The research is made possible through the INBRE grant, a grant awarded by the National Institutes of Health (NIH), to UNK and nine other colleges and universities across Nebraska.
Strydom currently works in the microbiology lab under Dr. Julie Shaffer, assistant professor of biology.
"We're working on alkaline bacteria from the Sandhills Lakes," Strydom said.
In addition to her academic accomplishments, Strydom was a student-athlete for her first three years of college.
"I've been playing tennis since I was seven years old," Strydom said.
After placing second in state in both her freshman and senior years of high school, Strydom played No. 2-No. 3 singles and No. 2 doubles at UNK on a tennis scholarship.
"On a varsity team you have six players and one alternate," Strydom said. "Your best player is No. 1."

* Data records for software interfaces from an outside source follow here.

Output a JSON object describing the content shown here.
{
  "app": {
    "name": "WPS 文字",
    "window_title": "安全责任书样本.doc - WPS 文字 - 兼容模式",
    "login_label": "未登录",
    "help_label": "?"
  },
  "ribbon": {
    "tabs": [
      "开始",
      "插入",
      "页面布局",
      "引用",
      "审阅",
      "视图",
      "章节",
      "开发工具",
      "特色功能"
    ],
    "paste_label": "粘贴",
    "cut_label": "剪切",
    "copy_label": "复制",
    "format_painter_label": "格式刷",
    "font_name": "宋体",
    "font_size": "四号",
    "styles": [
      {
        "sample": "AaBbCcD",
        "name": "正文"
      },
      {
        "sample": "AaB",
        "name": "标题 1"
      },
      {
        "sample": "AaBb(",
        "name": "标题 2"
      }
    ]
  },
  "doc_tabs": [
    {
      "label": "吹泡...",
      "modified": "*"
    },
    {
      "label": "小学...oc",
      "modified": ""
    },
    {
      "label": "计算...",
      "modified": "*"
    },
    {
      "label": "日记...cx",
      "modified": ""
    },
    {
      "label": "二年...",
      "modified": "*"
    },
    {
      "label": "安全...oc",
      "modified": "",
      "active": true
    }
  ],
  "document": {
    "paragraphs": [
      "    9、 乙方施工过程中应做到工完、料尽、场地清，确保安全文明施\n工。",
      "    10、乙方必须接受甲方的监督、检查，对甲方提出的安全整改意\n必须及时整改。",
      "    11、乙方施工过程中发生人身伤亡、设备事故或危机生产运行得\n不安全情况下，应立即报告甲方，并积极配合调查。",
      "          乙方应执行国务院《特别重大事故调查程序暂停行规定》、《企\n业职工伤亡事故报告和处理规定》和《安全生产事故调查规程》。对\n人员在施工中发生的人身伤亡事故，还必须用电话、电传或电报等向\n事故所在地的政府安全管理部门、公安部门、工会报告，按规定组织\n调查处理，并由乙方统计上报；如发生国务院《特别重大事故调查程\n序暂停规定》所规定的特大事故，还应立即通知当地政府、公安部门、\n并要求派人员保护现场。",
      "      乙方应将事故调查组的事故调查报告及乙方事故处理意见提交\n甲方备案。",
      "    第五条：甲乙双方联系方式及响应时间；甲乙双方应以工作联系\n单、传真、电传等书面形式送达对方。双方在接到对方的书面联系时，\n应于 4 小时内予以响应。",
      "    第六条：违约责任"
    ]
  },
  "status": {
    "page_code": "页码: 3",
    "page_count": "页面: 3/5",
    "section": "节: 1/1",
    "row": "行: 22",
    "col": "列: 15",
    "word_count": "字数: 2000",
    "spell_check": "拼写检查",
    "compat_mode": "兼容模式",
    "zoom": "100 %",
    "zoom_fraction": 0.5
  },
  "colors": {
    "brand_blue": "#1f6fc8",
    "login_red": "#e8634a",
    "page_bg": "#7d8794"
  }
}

The team went to nationals in Florida Strydom's sophomore and junior years, but lost in the first round.
"Personally I've learned how to have fun with it," Strydom said. "I was always so driven to win in high school. College taught me how to have fun and lower the stress level."
Strydom said the play is more competitive, but it's also more of a team effort.
An injury to her shoulder joint last fall brought Strydom's tennis career to a halt, but it won't stop her from cheering on her team.
"I cheered them on last spring, and I'll be cheering them on again this year," Strydom said. "I wish them all the luck."
Strydom graduates from UNK in the spring, and her ultimate goal is to go to medical school so she can come back to Kearney and be an anesthesiologist.
"I don't have my green card yet, so I can't go to med school or grad school," Strydom said.
Strydom's family has been trying to obtain a green card since they moved to Nebraska 11 years ago.
"It's been an ongoing process," Strydom said. "We were supposed to know about five years ago."
Strydom has turned to her alternative plan of applying for an accelerated nursing program at Creighton next fall.
"I might be stuck in this limbo position for the rest of my life until I get married," Strydom said. "Hopefully it works out. I'll just see where things take me after nursing school and hope for the best."